The year of European football we gained in 2014 cannot be discounted either as a contributing factor to our collective continental experience going into this year.
Some may see it as a disadvantage to be in the Champions League qualifiers as opposed to the Europa League but I disagree. Why should our league not compete at the highest level? It’s a well-deserved reward for the league champions.
It’s good for the league that we can compete in the Champions League as well because, for example if you’re to win your first tie and lose in the next round, there’s still a great chance of getting into the Europa League, such as the way Shamrock Rovers did in 2011.
This means the key for us is to win the first tie, advance to the next round and anything is possible, as shown by Rovers.
The strength of a side’s squad will dictate whether or not European football becomes a distraction to other competitions and cups. We illustrated strength in depth last year and we’ve retained the majority of our squad so last season’s experiences will be vital.
For most of the year we were playing on a Friday and then again on Monday or even on a Saturday and then the following Monday, given the fact we were competing in the Setanta Cup, League Cup, FAI Cup, Premier Division, and had Europe on top of all that.
We were also in all of those competitions right up until the business end of the season. We won the EA Sports Cup, and advanced to the quarter-final stage of the FAI Cup, which resulted in a replay, adding a further fixture to an already busy schedule.
Due to our experiences last season, we know we’re capable of competing on all fronts. It’s all to do with how you manage yourself and Europe certainly won’t be a distraction as everyone relishes playing more football.

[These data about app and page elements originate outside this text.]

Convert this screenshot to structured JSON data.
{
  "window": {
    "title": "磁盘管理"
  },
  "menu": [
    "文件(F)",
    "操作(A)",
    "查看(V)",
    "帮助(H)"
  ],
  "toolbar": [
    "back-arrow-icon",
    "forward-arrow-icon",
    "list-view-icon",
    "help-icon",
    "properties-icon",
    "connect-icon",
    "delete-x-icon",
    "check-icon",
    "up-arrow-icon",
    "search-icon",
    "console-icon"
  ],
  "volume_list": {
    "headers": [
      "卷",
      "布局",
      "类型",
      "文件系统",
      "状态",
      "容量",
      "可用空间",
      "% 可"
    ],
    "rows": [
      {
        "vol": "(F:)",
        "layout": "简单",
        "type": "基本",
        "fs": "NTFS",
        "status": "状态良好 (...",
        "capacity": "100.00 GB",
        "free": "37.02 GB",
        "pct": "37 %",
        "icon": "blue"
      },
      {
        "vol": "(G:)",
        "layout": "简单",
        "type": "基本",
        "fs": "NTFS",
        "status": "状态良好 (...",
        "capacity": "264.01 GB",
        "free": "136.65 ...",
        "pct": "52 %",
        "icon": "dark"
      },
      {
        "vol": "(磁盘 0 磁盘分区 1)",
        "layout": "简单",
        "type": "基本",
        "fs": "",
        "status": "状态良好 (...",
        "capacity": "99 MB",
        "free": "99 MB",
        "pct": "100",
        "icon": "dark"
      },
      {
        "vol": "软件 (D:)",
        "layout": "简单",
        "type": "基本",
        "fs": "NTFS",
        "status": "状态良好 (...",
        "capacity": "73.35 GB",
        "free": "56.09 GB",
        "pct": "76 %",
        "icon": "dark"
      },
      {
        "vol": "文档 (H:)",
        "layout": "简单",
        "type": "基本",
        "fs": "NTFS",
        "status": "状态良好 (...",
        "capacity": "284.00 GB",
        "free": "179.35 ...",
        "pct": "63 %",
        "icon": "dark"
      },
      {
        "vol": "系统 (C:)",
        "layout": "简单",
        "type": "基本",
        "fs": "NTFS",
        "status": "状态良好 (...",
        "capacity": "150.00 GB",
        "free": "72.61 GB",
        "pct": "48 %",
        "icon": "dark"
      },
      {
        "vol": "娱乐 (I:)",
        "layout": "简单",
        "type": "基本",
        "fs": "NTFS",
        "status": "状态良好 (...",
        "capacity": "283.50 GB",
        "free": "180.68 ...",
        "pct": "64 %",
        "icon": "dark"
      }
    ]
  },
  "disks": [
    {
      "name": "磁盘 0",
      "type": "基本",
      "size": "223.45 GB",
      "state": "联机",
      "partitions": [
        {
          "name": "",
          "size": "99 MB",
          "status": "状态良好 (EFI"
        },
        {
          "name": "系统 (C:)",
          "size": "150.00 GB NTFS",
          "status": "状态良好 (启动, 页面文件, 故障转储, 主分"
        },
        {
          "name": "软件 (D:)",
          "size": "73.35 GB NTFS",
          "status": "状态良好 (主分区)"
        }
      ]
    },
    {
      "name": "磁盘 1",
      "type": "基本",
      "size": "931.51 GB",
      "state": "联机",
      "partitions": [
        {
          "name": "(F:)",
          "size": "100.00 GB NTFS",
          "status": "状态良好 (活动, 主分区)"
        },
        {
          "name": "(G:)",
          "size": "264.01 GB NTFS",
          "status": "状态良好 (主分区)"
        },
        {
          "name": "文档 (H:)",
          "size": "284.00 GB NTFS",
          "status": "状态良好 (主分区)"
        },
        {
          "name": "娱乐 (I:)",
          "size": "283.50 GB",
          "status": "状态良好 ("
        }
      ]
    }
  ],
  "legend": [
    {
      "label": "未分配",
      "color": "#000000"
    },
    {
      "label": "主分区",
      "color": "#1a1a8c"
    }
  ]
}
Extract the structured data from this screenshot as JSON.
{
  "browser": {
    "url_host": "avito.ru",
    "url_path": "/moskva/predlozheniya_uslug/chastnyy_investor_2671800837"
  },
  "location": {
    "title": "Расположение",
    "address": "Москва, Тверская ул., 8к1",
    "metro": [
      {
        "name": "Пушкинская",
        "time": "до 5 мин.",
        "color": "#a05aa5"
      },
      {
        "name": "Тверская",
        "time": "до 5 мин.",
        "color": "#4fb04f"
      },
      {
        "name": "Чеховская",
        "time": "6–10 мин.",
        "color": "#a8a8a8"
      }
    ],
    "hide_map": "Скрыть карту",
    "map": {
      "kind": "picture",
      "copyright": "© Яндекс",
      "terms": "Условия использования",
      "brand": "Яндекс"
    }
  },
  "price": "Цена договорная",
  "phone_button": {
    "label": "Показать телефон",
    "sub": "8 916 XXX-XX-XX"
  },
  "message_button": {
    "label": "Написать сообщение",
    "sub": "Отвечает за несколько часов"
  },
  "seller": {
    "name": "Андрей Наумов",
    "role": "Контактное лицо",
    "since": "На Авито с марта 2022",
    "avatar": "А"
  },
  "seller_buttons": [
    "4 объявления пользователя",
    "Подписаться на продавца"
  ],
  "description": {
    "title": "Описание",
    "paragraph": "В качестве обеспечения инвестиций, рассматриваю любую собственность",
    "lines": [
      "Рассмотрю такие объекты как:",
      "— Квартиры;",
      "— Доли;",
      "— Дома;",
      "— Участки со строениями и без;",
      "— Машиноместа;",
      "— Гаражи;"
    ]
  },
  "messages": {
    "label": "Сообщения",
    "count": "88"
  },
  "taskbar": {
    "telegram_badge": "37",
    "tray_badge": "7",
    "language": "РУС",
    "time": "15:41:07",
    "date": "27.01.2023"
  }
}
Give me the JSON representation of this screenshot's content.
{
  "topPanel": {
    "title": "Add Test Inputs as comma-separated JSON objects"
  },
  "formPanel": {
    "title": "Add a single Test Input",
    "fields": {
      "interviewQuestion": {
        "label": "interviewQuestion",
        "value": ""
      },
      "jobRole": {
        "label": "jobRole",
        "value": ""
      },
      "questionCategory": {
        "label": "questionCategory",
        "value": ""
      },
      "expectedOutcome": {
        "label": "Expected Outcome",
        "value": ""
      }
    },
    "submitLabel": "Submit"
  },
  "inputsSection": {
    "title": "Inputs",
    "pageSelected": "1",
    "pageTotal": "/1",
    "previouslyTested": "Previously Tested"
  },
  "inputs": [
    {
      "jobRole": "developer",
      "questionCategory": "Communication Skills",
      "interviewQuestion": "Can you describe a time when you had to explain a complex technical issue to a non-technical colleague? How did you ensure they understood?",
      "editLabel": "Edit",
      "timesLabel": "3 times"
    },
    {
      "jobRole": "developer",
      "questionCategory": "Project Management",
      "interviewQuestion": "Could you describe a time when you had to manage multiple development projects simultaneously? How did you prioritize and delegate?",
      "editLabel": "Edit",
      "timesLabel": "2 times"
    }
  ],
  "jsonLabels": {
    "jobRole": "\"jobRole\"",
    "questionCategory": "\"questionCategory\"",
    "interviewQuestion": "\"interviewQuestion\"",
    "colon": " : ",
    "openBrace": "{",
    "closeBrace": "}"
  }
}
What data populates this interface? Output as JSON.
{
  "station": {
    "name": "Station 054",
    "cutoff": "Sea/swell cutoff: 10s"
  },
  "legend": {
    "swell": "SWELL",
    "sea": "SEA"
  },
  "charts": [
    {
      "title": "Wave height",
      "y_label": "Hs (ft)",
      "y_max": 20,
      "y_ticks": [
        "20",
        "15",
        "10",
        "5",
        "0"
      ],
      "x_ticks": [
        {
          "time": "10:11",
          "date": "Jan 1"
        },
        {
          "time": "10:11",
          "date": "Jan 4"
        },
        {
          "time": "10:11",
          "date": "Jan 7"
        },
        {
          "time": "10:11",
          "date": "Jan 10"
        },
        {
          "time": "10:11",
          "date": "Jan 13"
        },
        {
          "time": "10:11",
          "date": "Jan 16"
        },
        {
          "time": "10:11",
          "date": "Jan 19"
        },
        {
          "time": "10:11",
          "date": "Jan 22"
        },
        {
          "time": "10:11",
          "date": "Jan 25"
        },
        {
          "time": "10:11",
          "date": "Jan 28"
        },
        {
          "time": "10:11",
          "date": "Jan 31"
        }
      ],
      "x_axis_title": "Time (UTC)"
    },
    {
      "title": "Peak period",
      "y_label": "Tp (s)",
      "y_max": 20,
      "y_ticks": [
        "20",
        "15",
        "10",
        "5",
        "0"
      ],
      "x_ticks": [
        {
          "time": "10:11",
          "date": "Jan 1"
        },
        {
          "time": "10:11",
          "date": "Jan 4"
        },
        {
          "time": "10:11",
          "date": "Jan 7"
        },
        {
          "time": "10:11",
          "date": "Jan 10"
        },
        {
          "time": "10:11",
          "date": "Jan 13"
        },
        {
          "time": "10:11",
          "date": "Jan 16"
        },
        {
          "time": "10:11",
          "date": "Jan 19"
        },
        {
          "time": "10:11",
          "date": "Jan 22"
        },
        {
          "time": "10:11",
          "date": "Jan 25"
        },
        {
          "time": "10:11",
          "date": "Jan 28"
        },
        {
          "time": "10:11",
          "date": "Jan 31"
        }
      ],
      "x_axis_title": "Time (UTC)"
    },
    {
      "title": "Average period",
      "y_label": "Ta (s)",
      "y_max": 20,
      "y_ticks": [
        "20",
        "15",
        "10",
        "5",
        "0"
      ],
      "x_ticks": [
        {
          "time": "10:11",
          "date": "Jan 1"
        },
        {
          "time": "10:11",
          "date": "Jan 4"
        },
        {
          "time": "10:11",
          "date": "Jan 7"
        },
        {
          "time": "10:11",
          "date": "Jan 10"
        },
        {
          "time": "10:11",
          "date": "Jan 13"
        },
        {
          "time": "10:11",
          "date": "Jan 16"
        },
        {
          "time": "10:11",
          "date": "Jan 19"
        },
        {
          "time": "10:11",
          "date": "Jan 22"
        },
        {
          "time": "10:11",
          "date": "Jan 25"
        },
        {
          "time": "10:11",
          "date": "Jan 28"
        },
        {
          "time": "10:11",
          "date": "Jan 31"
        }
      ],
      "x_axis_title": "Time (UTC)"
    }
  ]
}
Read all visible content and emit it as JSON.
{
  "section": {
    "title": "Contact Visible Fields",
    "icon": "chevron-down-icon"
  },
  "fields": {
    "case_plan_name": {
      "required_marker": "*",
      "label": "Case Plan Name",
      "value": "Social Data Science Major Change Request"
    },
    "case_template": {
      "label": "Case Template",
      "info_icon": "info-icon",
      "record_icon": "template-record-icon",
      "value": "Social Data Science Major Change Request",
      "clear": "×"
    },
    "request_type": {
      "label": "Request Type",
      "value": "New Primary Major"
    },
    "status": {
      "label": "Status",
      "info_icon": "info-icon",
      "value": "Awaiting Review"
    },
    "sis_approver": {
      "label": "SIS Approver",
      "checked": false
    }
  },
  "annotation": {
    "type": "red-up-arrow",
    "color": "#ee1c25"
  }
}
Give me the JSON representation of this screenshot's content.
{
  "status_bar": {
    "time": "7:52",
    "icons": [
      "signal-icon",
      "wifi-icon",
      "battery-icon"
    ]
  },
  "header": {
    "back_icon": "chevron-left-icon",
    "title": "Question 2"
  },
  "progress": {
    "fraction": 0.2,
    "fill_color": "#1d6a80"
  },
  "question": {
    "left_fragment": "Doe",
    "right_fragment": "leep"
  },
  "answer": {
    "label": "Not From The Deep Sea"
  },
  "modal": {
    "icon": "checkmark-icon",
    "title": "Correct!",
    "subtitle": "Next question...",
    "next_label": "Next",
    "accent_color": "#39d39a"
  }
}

When you’re enjoying your football, the more games you can play the better. All you want is another game as soon as possible.
Our squad is also quite versatile, which could be of benefit in Europe. We’re not stuck on one set formation or one style of play. We changed things up against the bigger opponents last season such as the likes of Hadjuk Split.
The midfield battle was between myself Ruairi Higgins and Richie and that’s what worked so well for us against Split.
This summer the experience of manager, Stephen Kenny will also be invaluable. He’s proved time and time again with the trophies he has won and what he’s done with each squad that he’s a fantastic manager. He’s a brilliant man-manager too and has a brilliant tactical awareness of when to play different players, at different times, and at the right time.
Stephen isn’t a new kid on the block. He has team rotation down to a tee at this stage and he’d almost have his team thought out before we’d start thinking about it, he’s that far ahead of us.
As for the league in general, I would hope we can do well as a country because it only improves how we’re looked at and it improves our coefficient. It’s important for the advancement of the entire league because it provides clubs with a major financial boost. It’s tough enough for most clubs at the moment so European money is of huge benefit.
Gaining positive results will also help in improving our reputation as a league. I can’t tell what sides across Europe are thinking but you want them to look at the draw and not see a tie against Irish sides as a walk in the park.
Looking at the other Irish sides (Cork City, St. Pat’s and Shamrock Rovers) who are to play in Europe as well this year, they probably make up the sides who are best-suited to compete.
Last year, we proved that we were worthy champions and we’ve built on a good squad. Cork have improved yet again and so have Rovers and St. Pat’s. When you look at Pat’s style of play, Cork’s ground and factors like this, all four clubs are suited to the European stage.
This year could be a good year for the Irish clubs.
Chris Shields, Pundit Arena